Sr Anne Morris, DHS
Have you anything here to eat? Lk:24
In the days following his resurrection, Jesus spends a good deal of time trying to prove to different groups of people and individuals that he is alive, or rather that he is resurrected after the terrible trauma of the crucifixion. It’s entirely understandable, from a human point of view, that having witnessed his suffering and death, they’re in a state of shock and grief that makes it hard for them to believe. The except we’ve just listened to follows on from the road to Emmaus. Cleopas and his companion on the road (perhaps his wife Mary of Cleopas who had stood at the foot of the cross), had just arrived and were telling the disciples of what had happened. They were still talking about this when Jesus himself stands among them.
I think most of us in the same position would understand the reaction of alarm and fright. In order to convince them that he is real, Jesus asks, in what has to be one of the mostly homely of gestures, if they had anything they could give him to eat. The Son of God, the resurrected Lord, has to go to some fairly extreme measures to prove himself. It borders on the comic! One can imagine him saying “I’ve been through all this and I have to eat fish to prove myself, but if that what it takes, then eat fish I will.” It reminds me of the beginning of Luke’s Gospel and the call of the first four fishermen. Jesus had been preaching from one of the boats, and one can imagine that at one level, it’s gone in one ear and out the other. The kind of reaction you get to a talk, when someone says ‘that was lovely but it was beyond me.’ I imagine Jesus thinking ‘Right, if I’m to make any impression with this lot it’ll have to be fish.’ And fish they get, such a huge catch of fish that it nearly sinks the boat. Jesus always seeks the common ground that will get the message across. You might ask yourself the question, if the Lord was coming to you today, how would he communicate? Through football? Hurling? Gardening? Golf? Can you imagine him engaging with you in these everyday interests and finding the common ground with you?

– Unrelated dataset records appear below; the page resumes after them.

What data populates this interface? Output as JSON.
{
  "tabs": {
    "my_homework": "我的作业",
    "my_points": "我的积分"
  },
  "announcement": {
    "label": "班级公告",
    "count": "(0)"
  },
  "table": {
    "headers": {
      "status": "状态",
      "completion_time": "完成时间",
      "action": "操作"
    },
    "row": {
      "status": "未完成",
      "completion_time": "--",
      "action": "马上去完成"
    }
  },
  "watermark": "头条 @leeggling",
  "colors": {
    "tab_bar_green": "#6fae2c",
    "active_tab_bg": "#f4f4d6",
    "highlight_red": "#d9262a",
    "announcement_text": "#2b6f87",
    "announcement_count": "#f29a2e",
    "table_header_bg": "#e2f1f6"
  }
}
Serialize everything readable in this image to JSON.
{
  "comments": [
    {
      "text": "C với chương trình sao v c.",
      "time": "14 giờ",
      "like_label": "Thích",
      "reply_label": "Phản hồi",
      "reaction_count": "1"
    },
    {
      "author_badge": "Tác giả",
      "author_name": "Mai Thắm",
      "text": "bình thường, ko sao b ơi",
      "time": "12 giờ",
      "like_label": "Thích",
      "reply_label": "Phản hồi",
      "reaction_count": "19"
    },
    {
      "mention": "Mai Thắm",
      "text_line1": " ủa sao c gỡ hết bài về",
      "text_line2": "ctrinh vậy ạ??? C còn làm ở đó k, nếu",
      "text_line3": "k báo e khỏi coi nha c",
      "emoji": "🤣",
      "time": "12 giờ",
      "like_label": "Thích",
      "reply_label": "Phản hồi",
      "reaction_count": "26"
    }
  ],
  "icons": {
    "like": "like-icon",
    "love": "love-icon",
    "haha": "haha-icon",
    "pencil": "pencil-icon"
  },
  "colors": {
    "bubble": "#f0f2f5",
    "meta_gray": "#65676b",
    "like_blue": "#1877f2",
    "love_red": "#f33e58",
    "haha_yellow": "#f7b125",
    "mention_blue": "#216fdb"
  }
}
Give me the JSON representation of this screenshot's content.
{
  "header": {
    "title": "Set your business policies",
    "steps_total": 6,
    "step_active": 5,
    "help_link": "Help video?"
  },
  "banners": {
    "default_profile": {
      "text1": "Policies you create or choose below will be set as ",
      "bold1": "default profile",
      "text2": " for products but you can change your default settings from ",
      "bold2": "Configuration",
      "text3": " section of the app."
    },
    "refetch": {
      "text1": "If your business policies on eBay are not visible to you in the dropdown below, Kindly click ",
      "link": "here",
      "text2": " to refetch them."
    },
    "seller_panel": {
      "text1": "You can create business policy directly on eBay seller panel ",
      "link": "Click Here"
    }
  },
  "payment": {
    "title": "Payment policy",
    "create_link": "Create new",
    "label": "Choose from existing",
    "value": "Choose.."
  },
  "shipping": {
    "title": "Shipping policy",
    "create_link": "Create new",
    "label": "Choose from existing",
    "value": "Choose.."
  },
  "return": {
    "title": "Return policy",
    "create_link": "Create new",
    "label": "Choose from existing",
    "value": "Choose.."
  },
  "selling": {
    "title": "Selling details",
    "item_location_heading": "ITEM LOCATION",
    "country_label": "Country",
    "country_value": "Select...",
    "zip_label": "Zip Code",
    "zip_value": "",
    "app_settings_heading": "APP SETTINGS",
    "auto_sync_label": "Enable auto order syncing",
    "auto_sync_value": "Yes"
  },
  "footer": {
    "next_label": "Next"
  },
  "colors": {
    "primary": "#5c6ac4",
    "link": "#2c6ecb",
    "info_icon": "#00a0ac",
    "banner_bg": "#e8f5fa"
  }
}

Whether it’s shoals of fish or overflowing baskets of bread, Jesus will do all he can to show his disciples who he is. With this frightened little group, he takes them through exactly the same explanation he gave to Cleopas and companion on the road to Emmaus. ‘He opened their minds to understand the scriptures … and the prophesy that on the third day the Christ would rise again.’ Like a patient teacher, he goes over once again the lessons he had taught them earlier during his public ministry, the meaning of which they obviously had not grasped at the time. Now, in the light of the resurrection, he explains how he had truly fulfilled the aspirations of Israel, even though he had fulfilled them in a way that the people could never have imagined. Now, through the very simple human acts of breaking bread and eating fish, he opens their inner eyes, enabling them to see that it really is he.
As we begin this new stage of the Chapter is there anything that your mind needs opening up to? We too get so caught up in the details of everyday life that we fail to recognise the risen Lord in our midst. Still, who has not experienced a deep longing for that recognition? Who does not hope to hear the simple words of loving familiarity: “Have your anything here to eat?” “Could you give me a cup of tea?”